The acceleration in digital transformation resulted from many organisations ‘spring cleaning’ their business processes and technology investments. If the pre-Covid world forgave gaps in operational processes, the pandemic forced a different view on business leaders looking to build an effectively run digitally-focused business.
Executives today point to technology’s rise in strategic importance as a critical component of the business, and not just as a source of cost efficiencies.
McKinsey survey respondents predict long-term changes, including a significant increase in remote working, preferences for remote interaction, and increasing migration to the cloud.
Prior to the pandemic, technology was becoming an increasingly important part of the workforce. Businesses viewed technology as a helpful means of engaging with customers, facilitating some workplace flexibility, and as a way to introduce automation and faster processes.
When businesses faced their most difficult times during the pandemic, HR teams came into the spotlight. HR teams helped anxious employees concerned to know the impact on their livelihoods and business leaders looking to steer their companies through unprecedented disruption. However, many HR professionals reported that they felt digitally under-prepared to perform as effectively as they would have liked.

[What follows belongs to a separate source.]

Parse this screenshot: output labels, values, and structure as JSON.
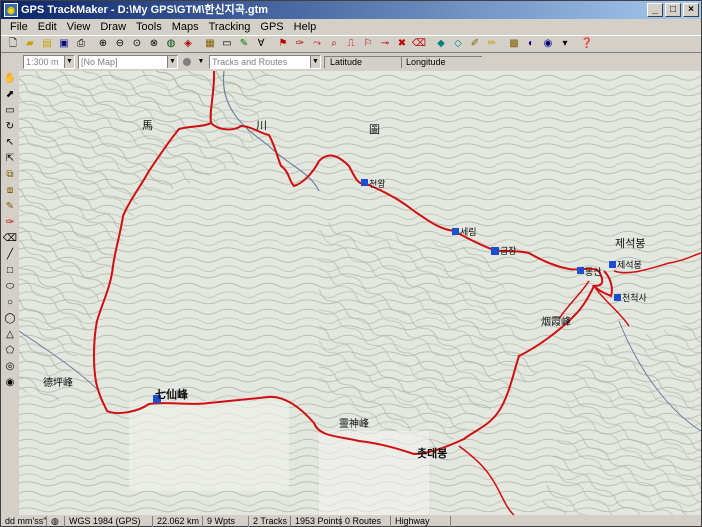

The workforce challenges that companies must now contend with are significant.
The trends most likely to impact companies and HR teams are: a trend towards remote working; a move to variable compensation packages; changes in workforce communication; and most significantly, the acceleration of digitisation, which is required to meet these new demands.
In a recent HR Technology Report, two thirds of HR professionals surveyed said they felt that they did not have the right technology in place to serve the future needs of the business. A perceived technological under-resourcing begs the question: “how fast can implement digital processes, safely, now that you have to?”
Document Logistix would like to direct you to a webinar recording that will be invaluable to any organisation considering the next steps in their digital transformation journey.
During lockdown Document Logistix helped a food production company with 7,000 employees to implement digital HR document management from scratch in order to manage 500,000 documents.
The outcomes have been highly successful for the business and its staff. Among the significant lessons learned and discussed in the webinar are that culture change, systems consolidation and company-wide preparedness are key to adoption and success.
Organisations will naturally be concerned about the seeming complexity of committing fully to digital processes. A first step in implementing digital processes could be migrating large numbers of paper records. Be assured, a back-scanning exercise in our scanning bureau results very quickly in centralised digital records.
Thereafter, integration with your business’ current systems is crucial to deliver a collection of individual services, such as document ingestion, access controls, comprehensive search, and publishing features. This new breed of content services can contain a set of microservices as an integrated suite, or with common repositories, to accommodate different user types throughout your organisation.
Once centralised, your business will have the opportunity to achieve other sought-after benefits such as process and document standardisation, and employee self-service.
Epson Europe took advantage of Cloud DM for records and retention